TASK TO COMPLETE
Send back all of the data, word for word.

INPUT
======
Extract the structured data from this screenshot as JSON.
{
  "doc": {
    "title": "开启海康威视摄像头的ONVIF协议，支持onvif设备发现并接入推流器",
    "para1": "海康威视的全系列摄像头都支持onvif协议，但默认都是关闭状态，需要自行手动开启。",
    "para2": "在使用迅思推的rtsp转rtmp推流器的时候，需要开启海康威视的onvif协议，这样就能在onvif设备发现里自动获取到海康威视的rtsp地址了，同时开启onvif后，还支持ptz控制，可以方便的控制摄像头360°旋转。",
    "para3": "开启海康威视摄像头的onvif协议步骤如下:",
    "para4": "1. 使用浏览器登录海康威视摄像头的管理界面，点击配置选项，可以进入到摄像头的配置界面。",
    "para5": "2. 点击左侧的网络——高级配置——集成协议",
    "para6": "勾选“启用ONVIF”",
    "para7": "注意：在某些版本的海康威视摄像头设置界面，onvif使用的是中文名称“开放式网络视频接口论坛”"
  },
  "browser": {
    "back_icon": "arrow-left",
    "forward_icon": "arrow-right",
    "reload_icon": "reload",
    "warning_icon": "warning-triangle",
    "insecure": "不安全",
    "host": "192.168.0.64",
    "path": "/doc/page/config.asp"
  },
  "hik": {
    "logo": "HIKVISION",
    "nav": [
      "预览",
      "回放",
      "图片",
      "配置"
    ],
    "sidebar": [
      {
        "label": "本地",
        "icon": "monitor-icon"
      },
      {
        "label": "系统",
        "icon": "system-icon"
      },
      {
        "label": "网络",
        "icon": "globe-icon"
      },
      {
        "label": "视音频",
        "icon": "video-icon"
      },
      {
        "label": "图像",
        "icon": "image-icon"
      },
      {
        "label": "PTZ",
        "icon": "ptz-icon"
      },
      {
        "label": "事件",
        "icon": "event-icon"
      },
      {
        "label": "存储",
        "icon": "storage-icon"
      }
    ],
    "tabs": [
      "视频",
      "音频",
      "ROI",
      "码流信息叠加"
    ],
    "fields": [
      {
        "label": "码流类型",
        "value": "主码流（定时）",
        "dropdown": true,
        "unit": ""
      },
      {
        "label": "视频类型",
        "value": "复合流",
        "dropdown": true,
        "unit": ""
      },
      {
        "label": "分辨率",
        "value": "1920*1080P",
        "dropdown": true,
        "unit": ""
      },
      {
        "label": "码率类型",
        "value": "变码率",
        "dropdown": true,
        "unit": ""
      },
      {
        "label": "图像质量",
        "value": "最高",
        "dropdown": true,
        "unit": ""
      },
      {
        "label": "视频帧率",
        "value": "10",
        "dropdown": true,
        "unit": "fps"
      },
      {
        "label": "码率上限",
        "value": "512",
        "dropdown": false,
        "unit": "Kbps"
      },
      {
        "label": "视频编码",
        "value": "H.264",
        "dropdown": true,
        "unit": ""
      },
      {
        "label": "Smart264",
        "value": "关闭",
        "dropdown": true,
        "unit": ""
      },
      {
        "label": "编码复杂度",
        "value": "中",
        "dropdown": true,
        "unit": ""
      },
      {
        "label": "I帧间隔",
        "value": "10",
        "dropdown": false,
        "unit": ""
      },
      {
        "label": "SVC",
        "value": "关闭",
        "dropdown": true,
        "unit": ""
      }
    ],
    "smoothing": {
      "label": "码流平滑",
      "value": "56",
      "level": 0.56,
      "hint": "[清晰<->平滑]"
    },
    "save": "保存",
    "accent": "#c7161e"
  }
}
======
WRITTEN SOLUTION
Extract the structured data from this screenshot as JSON.
{
  "doc": {
    "title": "开启海康威视摄像头的ONVIF协议，支持onvif设备发现并接入推流器",
    "para1": "海康威视的全系列摄像头都支持onvif协议，但默认都是关闭状态，需要自行手动开启。",
    "para2": "在使用迅思推的rtsp转rtmp推流器的时候，需要开启海康威视的onvif协议，这样就能在onvif设备发现里自动获取到海康威视的rtsp地址了，同时开启onvif后，还支持ptz控制，可以方便的控制摄像头360°旋转。",
    "para3": "开启海康威视摄像头的onvif协议步骤如下:",
    "para4": "1. 使用浏览器登录海康威视摄像头的管理界面，点击配置选项，可以进入到摄像头的配置界面。",
    "para5": "2. 点击左侧的网络——高级配置——集成协议",
    "para6": "勾选“启用ONVIF”",
    "para7": "注意：在某些版本的海康威视摄像头设置界面，onvif使用的是中文名称“开放式网络视频接口论坛”"
  },
  "browser": {
    "back_icon": "arrow-left",
    "forward_icon": "arrow-right",
    "reload_icon": "reload",
    "warning_icon": "warning-triangle",
    "insecure": "不安全",
    "host": "192.168.0.64",
    "path": "/doc/page/config.asp"
  },
  "hik": {
    "logo": "HIKVISION",
    "nav": [
      "预览",
      "回放",
      "图片",
      "配置"
    ],
    "sidebar": [
      {
        "label": "本地",
        "icon": "monitor-icon"
      },
      {
        "label": "系统",
        "icon": "system-icon"
      },
      {
        "label": "网络",
        "icon": "globe-icon"
      },
      {
        "label": "视音频",
        "icon": "video-icon"
      },
      {
        "label": "图像",
        "icon": "image-icon"
      },
      {
        "label": "PTZ",
        "icon": "ptz-icon"
      },
      {
        "label": "事件",
        "icon": "event-icon"
      },
      {
        "label": "存储",
        "icon": "storage-icon"
      }
    ],
    "tabs": [
      "视频",
      "音频",
      "ROI",
      "码流信息叠加"
    ],
    "fields": [
      {
        "label": "码流类型",
        "value": "主码流（定时）",
        "dropdown": true,
        "unit": ""
      },
      {
        "label": "视频类型",
        "value": "复合流",
        "dropdown": true,
        "unit": ""
      },
      {
        "label": "分辨率",
        "value": "1920*1080P",
        "dropdown": true,
        "unit": ""
      },
      {
        "label": "码率类型",
        "value": "变码率",
        "dropdown": true,
        "unit": ""
      },
      {
        "label": "图像质量",
        "value": "最高",
        "dropdown": true,
        "unit": ""
      },
      {
        "label": "视频帧率",
        "value": "10",
        "dropdown": true,
        "unit": "fps"
      },
      {
        "label": "码率上限",
        "value": "512",
        "dropdown": false,
        "unit": "Kbps"
      },
      {
        "label": "视频编码",
        "value": "H.264",
        "dropdown": true,
        "unit": ""
      },
      {
        "label": "Smart264",
        "value": "关闭",
        "dropdown": true,
        "unit": ""
      },
      {
        "label": "编码复杂度",
        "value": "中",
        "dropdown": true,
        "unit": ""
      },
      {
        "label": "I帧间隔",
        "value": "10",
        "dropdown": false,
        "unit": ""
      },
      {
        "label": "SVC",
        "value": "关闭",
        "dropdown": true,
        "unit": ""
      }
    ],
    "smoothing": {
      "label": "码流平滑",
      "value": "56",
      "level": 0.56,
      "hint": "[清晰<->平滑]"
    },
    "save": "保存",
    "accent": "#c7161e"
  }
}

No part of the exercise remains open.